▶ **MATERIAL SUPPLIED**:
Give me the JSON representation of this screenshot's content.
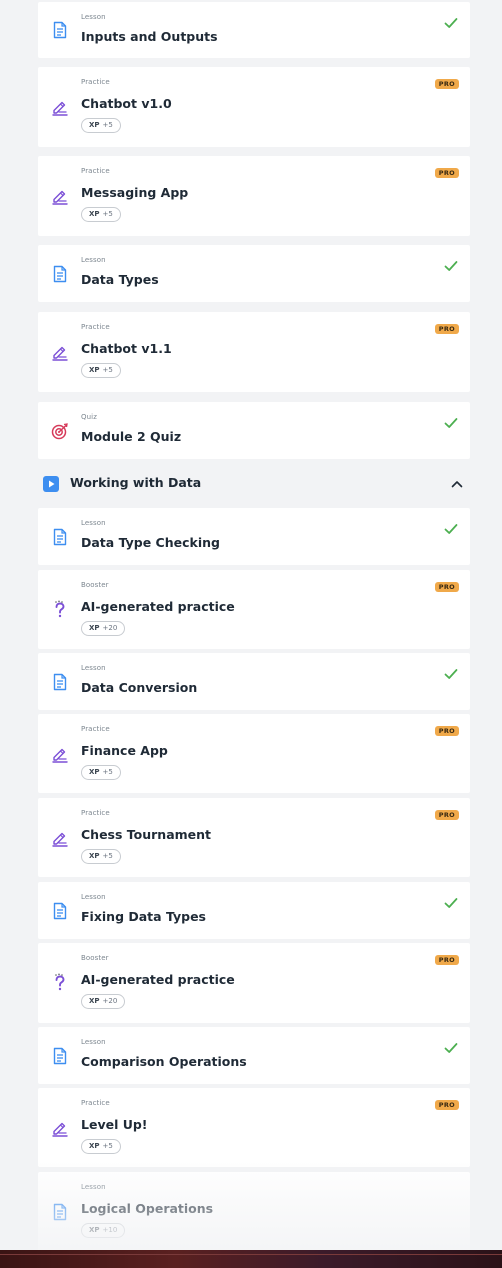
{
  "items_top": [
    {
      "kind": "Lesson",
      "title": "Inputs and Outputs",
      "status": "done",
      "icon": "lesson-icon"
    },
    {
      "kind": "Practice",
      "title": "Chatbot v1.0",
      "status": "pro",
      "xp_label": "XP",
      "xp_value": "+5",
      "icon": "practice-icon"
    },
    {
      "kind": "Practice",
      "title": "Messaging App",
      "status": "pro",
      "xp_label": "XP",
      "xp_value": "+5",
      "icon": "practice-icon"
    },
    {
      "kind": "Lesson",
      "title": "Data Types",
      "status": "done",
      "icon": "lesson-icon"
    },
    {
      "kind": "Practice",
      "title": "Chatbot v1.1",
      "status": "pro",
      "xp_label": "XP",
      "xp_value": "+5",
      "icon": "practice-icon"
    },
    {
      "kind": "Quiz",
      "title": "Module 2 Quiz",
      "status": "done",
      "icon": "quiz-target-icon"
    }
  ],
  "section": {
    "title": "Working with Data",
    "icon": "play-icon",
    "expanded": true
  },
  "items_section": [
    {
      "kind": "Lesson",
      "title": "Data Type Checking",
      "status": "done",
      "icon": "lesson-icon"
    },
    {
      "kind": "Booster",
      "title": "AI-generated practice",
      "status": "pro",
      "xp_label": "XP",
      "xp_value": "+20",
      "icon": "booster-question-icon"
    },
    {
      "kind": "Lesson",
      "title": "Data Conversion",
      "status": "done",
      "icon": "lesson-icon"
    },
    {
      "kind": "Practice",
      "title": "Finance App",
      "status": "pro",
      "xp_label": "XP",
      "xp_value": "+5",
      "icon": "practice-icon"
    },
    {
      "kind": "Practice",
      "title": "Chess Tournament",
      "status": "pro",
      "xp_label": "XP",
      "xp_value": "+5",
      "icon": "practice-icon"
    },
    {
      "kind": "Lesson",
      "title": "Fixing Data Types",
      "status": "done",
      "icon": "lesson-icon"
    },
    {
      "kind": "Booster",
      "title": "AI-generated practice",
      "status": "pro",
      "xp_label": "XP",
      "xp_value": "+20",
      "icon": "booster-question-icon"
    },
    {
      "kind": "Lesson",
      "title": "Comparison Operations",
      "status": "done",
      "icon": "lesson-icon"
    },
    {
      "kind": "Practice",
      "title": "Level Up!",
      "status": "pro",
      "xp_label": "XP",
      "xp_value": "+5",
      "icon": "practice-icon"
    },
    {
      "kind": "Lesson",
      "title": "Logical Operations",
      "status": "none",
      "xp_label": "XP",
      "xp_value": "+10",
      "icon": "lesson-icon"
    }
  ],
  "pro_badge_label": "PRO",
  "colors": {
    "background": "#f2f3f5",
    "card": "#ffffff",
    "lesson_icon": "#3d8ef0",
    "practice_icon": "#7b4fd6",
    "quiz_icon": "#d63a5a",
    "booster_icon": "#7b4fd6",
    "check": "#4caf50",
    "pro_badge": "#f0a94a",
    "section_icon": "#3d8ef0"
  }
}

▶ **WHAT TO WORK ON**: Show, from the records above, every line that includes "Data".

▶ **SOLUTION FOR THIS PROBLEM**:
      "title": "Data Types",
    "title": "Working with Data",
      "title": "Data Type Checking",
      "title": "Data Conversion",
      "title": "Fixing Data Types",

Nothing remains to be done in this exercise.